Model Question and Answers for APSC | In the light of the Satyam Scandal (2009), discuss the changes brought in corporate governance to ensure transparency, accountability.
In the light of the Satyam Scandal (2009), discuss the changes brought in corporate governance to ensure transparency, accountability.
Ans: Corporate governance is the system by which companies are directed and controlled. Boards of directors are responsible for the governance of their companies. The shareholders' role in governance is to appoint the directors and the auditors and to satisfy themselves that an appropriate governance structure is in place.
The Satyam Scam in 2009, sent shock waves through India Inc and in its wake altered the corporate governance landscape in India permanently. On January 7, 2009, the Chairman of Satyam Software Services Ltd, Ramalinga Raju, confessed to a Rs 7,136 crore fraud committed by him and a few others at the company. The scam highlighted several loopholes in the Indian corporate governance structure - unethical conduct, fraudulent accounting, insider trading, oversight by auditors, ineffectiveness of Board, failure of independent directors and non-disclosure of material facts to the stakeholders.
Changes brought in corporate governance to ensure transparency, accountability:
- In 2009, the Confederation of Indian Industries set up a task force headed by former cabinet secretary Naresh Chandra to suggest reforms.
- Based on the recommendations of this task force, the Ministry of Corporate affairs issued Voluntary Guidelines for Corporate Governance in 2009.
- In April 2014, SEBI amended the Listing Agreement to include provisions relating to establishment of a vigil mechanism, role of Audit Committee in cases of suspected fraud or irregularity, and the role of the Chief Executive Officer and the Chief Financial Officer pertaining to financial reporting and disclosure to the Audit Committee.
- In 2015, SEBI framed the SEBI (Listing Obligations and Disclosure Requirements) Regulations, 2015 (“LODR”), applicable to all listed companies, and provided for stringent guidelines relating to reporting / disclosure of material events and actual and suspected fraud.
Companies Act, 2013:
- The Companies Act 1956 came to be repealed with the new Companies Act 2013 (Act).
- The Act provides for corporate fraud as a criminal offence.

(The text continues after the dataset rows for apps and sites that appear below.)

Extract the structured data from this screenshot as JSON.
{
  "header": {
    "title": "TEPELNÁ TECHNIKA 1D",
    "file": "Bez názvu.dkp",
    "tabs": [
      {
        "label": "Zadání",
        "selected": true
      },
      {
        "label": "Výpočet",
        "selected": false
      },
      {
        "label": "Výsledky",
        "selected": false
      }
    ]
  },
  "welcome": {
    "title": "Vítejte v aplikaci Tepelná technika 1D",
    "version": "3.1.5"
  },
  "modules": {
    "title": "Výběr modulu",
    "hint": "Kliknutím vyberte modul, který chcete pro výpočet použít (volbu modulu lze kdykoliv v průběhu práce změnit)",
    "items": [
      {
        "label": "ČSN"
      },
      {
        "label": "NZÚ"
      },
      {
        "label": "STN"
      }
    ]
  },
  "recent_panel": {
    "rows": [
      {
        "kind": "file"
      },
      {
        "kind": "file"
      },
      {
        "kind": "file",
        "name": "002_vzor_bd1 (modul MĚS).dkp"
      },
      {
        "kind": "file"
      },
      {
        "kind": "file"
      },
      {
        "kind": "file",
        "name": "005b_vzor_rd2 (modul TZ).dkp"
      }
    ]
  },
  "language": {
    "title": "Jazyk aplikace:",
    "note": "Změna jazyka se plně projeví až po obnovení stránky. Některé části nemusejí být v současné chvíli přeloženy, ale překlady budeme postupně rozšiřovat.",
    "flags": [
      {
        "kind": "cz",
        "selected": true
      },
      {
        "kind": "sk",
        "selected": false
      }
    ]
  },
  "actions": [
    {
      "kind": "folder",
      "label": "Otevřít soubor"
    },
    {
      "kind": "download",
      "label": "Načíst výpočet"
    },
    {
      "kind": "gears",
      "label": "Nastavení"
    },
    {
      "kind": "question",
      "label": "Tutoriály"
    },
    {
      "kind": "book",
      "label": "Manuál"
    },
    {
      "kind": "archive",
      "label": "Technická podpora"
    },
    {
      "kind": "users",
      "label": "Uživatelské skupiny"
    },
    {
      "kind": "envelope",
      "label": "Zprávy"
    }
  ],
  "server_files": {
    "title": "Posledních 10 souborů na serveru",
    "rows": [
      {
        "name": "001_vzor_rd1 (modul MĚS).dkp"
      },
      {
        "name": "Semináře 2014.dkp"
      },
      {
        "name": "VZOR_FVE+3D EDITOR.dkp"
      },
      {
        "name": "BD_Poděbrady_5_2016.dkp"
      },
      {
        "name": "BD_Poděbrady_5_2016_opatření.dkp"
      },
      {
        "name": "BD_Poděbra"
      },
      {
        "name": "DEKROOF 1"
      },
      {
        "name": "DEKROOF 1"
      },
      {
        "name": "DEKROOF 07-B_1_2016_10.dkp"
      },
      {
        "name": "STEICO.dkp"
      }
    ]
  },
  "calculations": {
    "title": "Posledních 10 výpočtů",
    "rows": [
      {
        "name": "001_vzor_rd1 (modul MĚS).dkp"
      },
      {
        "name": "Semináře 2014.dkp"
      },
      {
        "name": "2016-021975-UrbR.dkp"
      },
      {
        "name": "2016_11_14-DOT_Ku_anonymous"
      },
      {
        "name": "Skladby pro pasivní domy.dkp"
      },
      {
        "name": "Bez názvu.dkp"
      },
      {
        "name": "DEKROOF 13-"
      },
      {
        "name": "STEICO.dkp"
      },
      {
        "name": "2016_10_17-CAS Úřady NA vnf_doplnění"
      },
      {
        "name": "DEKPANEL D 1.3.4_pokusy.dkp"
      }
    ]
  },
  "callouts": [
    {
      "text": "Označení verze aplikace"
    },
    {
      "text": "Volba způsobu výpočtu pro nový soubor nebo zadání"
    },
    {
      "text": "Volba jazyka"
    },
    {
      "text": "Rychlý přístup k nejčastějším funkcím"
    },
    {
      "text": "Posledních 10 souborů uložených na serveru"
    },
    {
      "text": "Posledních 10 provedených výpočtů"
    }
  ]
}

It sets out clear obligations for reporting of instances of fraud on auditors, cost accountants and company secretaries.
- It clearly outlines the responsibility and accountability of auditors and independent directors, who are expected to play a more active role.
- The checks and balances introduced to ensure proper governance and management in the company require the hitherto passive actors to play a vital role, in the interest of the shareholders, creditors, vendors, customers and other stakeholders in the company.
- To detect and report instances of fraud and other irregularities, the Act provides for all listed companies to have a vigil mechanism, and mandates a Directors' Responsibility Statement to be a part of the Report of Board of Directors.
- It provides for compulsory rotation of individual auditors after five years and audit firms after ten years to rule out malpractices and financial oversight and ensure independence of auditors.
- The auditors are also obligated now to report instances of fraud noticed by them during the performance of their duties.
Serious Fraud Investigation Office (SFIO):
The SFIO under the new Act has a statutory status and has recently also been conferred the power to arrest. The SFIO has been actively investigating cases relating to corporate fraud.
In the years since the Satyam scam broke out, substantial changes have been made with respect to corporate governance in India. The use of criminal sanctions by the Parliament to regulate corporate conduct has been on the rise. The regulators and the investigative bodies are more vigilant. The increased compliance costs of companies only serves well to protect the interests of all the stakeholders in the company.